All natural stone is fabricated with a particular type of surface texture or finish.
Some common types of surface finishes we see today are: polished, honed, acid-washed, saw-cut refined, flamed, split-faced, sandblasted, tumbled and brushed.
A polished surface is the only way to fully appreciate the colour and pattern of natural stone, and is far more popular. When a surface "closes" over and a polish is achieved the true colours of the natural stone can be fully appreciated, along with the intricacies of the pattern or veining.
A polished surface creates a beautiful glossy mirror shine from the natural reflection of the stone’s crystals.
The mirror-like shine is accomplished by using progressively finer polishing heads during the polishing process, similar to the way that sandpaper smoothes hardwood furniture - The finer the sandpaper, the smoother the surface.
The polish may last a long time or may be unstable depending on the type of stone.
Granite, marble and limestone are frequently polished, and require varying degrees of maintenance to preserve the shine.
A polished surface is not an applied finish, and cannot easily be replicated, but it has the advantage that it is relatively impervious to minor soiling by denying dirt particles a rough surface to adhere to. Accordingly, a polished stone surface can be very easy to maintain, in addition to looking great.
A polished surface doesn't change the nature of the stone, and cannot by itself protect the material from all the influences that may be encountered in daily use over the years.
Remember that we are dealing with a cross section of the stone. That cross section can unlock the secret of the stone's hidden colours and patterns, but in doing so it can expose the stone to elements for which no natural protection is afforded.
A honed surface provides a non-reflective flat, matte or satin finish creating a more informal and softer look.
This finish is created by grinding the cut face with successively finer grades of abrasive but stopping short of a full polish, and is a viable surface treatment for flooring
A honed finish do not show wear damage as dramatically and therefore are more economically maintained.
Less "compact" materials such as sandstones and some limestones cannot always be polished and routinely are offered in a honed finish. Other marbles and harder limestones that can be easily polished are sometimes honed to take advantage of the simple fact that minor wear and tear is not obvious on a surface that has an overall "sheen" rather than a "mirror finish" polish.
Marble, limestone, and slate would be your best choices for a honed finish.
A flamed finish is achieved by heating the surface of the stone to extreme temperatures, followed by rapid cooling.
The surface of the stone pops and chips leaving a rough, unrefined texture.
This process is usually done with granite. Flamed granite has a highly textured surface, making it ideal for areas where slip resistance might be a concern such external paving.

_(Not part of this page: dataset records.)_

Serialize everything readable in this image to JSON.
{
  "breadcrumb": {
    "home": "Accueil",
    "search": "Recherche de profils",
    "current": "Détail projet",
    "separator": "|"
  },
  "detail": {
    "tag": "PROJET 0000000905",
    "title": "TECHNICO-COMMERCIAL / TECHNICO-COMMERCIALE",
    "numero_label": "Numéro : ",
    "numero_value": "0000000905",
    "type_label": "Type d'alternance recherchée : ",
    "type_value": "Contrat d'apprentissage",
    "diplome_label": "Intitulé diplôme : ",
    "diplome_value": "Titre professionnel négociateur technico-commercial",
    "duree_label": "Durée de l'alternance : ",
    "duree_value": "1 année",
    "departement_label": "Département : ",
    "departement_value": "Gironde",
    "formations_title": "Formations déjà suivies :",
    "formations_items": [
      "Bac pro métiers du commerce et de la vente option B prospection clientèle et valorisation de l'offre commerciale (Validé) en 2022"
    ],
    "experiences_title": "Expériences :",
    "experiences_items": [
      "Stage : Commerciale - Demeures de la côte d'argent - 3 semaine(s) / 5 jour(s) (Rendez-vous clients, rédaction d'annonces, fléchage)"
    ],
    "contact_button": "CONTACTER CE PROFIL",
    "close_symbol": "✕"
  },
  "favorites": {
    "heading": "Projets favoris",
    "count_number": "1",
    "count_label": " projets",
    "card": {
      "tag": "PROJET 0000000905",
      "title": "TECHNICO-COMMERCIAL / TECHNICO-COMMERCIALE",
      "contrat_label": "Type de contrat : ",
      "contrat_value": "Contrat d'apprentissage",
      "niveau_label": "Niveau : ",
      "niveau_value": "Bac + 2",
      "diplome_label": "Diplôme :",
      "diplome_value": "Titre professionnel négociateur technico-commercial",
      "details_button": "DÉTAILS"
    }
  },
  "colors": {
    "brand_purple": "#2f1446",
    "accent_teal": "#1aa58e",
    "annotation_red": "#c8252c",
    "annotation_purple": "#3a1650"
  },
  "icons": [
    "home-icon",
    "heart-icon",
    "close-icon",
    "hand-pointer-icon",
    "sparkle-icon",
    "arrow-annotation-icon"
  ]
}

Sandblasted surfaces are becoming increasingly popular as they give a raw, organic look that is both natural and contemporary. To achieve a sandblasted finish, the stone is treated with a pressurised combination of sandy water, resulting in a highly textured (pitted) surface with a matte gloss. As with all textural stone surfaces, sandblasted stone is porous and needs proper treatment and maintenance.
A sandblasted finish is ideal for exterior applications as it provides more grip in wet conditions.
Brushed features a worn-down look achieved by brushing the surface of the stone, simulating natural wear over time.